A local Biosecurity Working Group has been established in the Bundaberg Region to provide assistance in the process of identifying and controlling invasive plant and animal species.

Bundaberg Regional Council's Environmental spokesperson Cr Wayne Honor said the management of invasive species was a role undertaken by Council's Natural Resource Management Unit and a working group would provide many benefits to the work already being carried out.

“Council’s Natural Resource Management Unit has refined its biosecurity program in the past five years, with an increased focus on environmental weeds that have been impacting on agricultural land as well as our reserves and nature parks,” he said.

“A focus on managing invasive species that impact upon agricultural land is still a priority, however, we are seeking to refine administrative processes and increase engagement in the community to improve coordination amongst businesses and group affected.”

The Bundaberg Region Biosecurity Plan 2018-2023 provides strategies to build community awareness and capacity in invasive species management in the Bundaberg Region.

It recognises that the management of invasive plants and animals is most effective if everyone affected shares a responsibility and supports coordinated effort.

“Council is a member of the Wide Bay Burnett Regional Organisation of Councils and is actively represented on the WBBROC Invasive Species Advisory Committee,” Cr Honor said.

“This committee developed the Wide Bay Burnett Regional Biosecurity Strategy 2017-2022 which aims to coordinate regional invasive species activities across the regional through the development and strengthening of regional partnerships.”

Role of the Biosecurity Working Group

Cr Honor said the establishment of the new working group would assist in getting information out to those affected by invasive weeds more effectively.

“The aim of the working group is to ensure there is more collaboration between local and State Government, the agricultural sector and the community,” he said.

“This will be focused on in the development of local activities that focus on minimising new invasive species entering our region and ensuring that those already present are more effectively managed.”

Cr Honor said the first action for the Biosecurity Working Group would be developing community biosecurity grant applications for projects to deliver a range of activities including workshop facilitation, delivery of industry biosecurity awareness programs and on-ground activities on high-priority regional and local invasive species.

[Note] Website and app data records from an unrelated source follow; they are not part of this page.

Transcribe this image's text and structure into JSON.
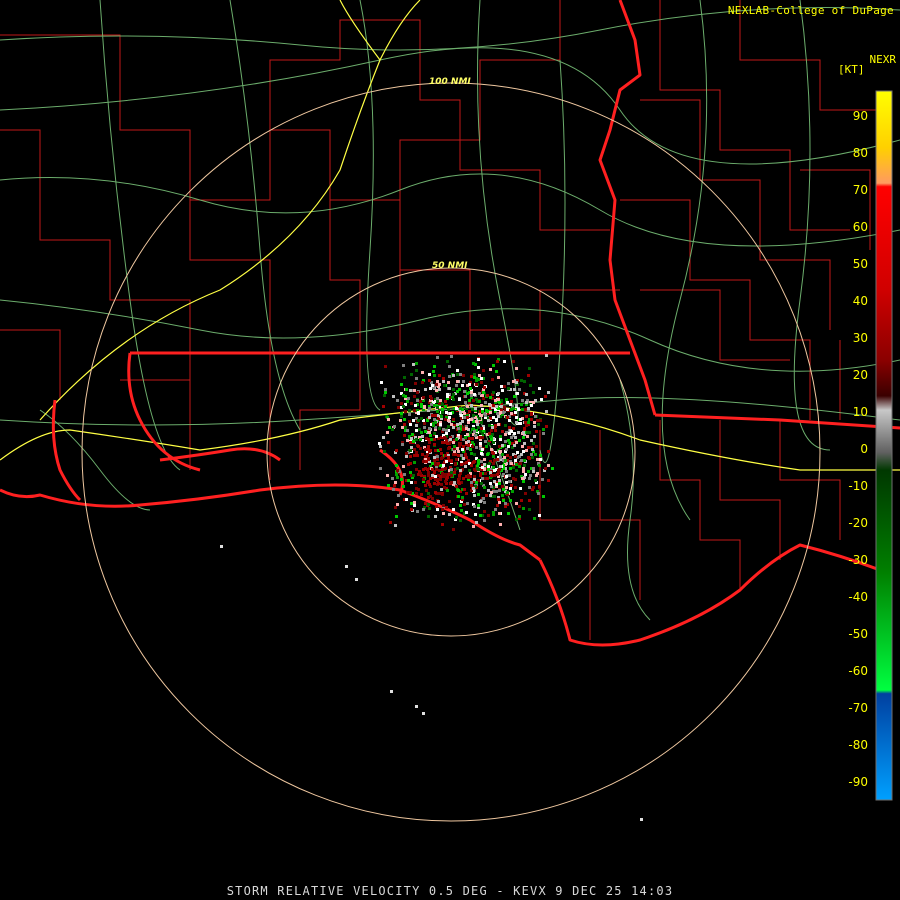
{
  "credit": "NEXLAB-College of DuPage",
  "product_id": "NEXR",
  "units": "[KT]",
  "footer": "STORM RELATIVE VELOCITY 0.5 DEG - KEVX 9 DEC 25 14:03",
  "range_rings": [
    {
      "label": "100 NMI"
    },
    {
      "label": "50 NMI"
    }
  ],
  "legend": {
    "ticks": [
      "90",
      "80",
      "70",
      "60",
      "50",
      "40",
      "30",
      "20",
      "10",
      "0",
      "-10",
      "-20",
      "-30",
      "-40",
      "-50",
      "-60",
      "-70",
      "-80",
      "-90"
    ]
  },
  "colors": {
    "state_border": "#ff2020",
    "county_border": "#c81e1e",
    "highway": "#ffff44",
    "road": "#80c880",
    "range_ring": "#f0c8a0",
    "text": "#ffff00"
  }
}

The grants are administered by the WBBROC Invasive Species Advisory Committee with funding provided through the Queensland Governments Better Partnership Funding Program.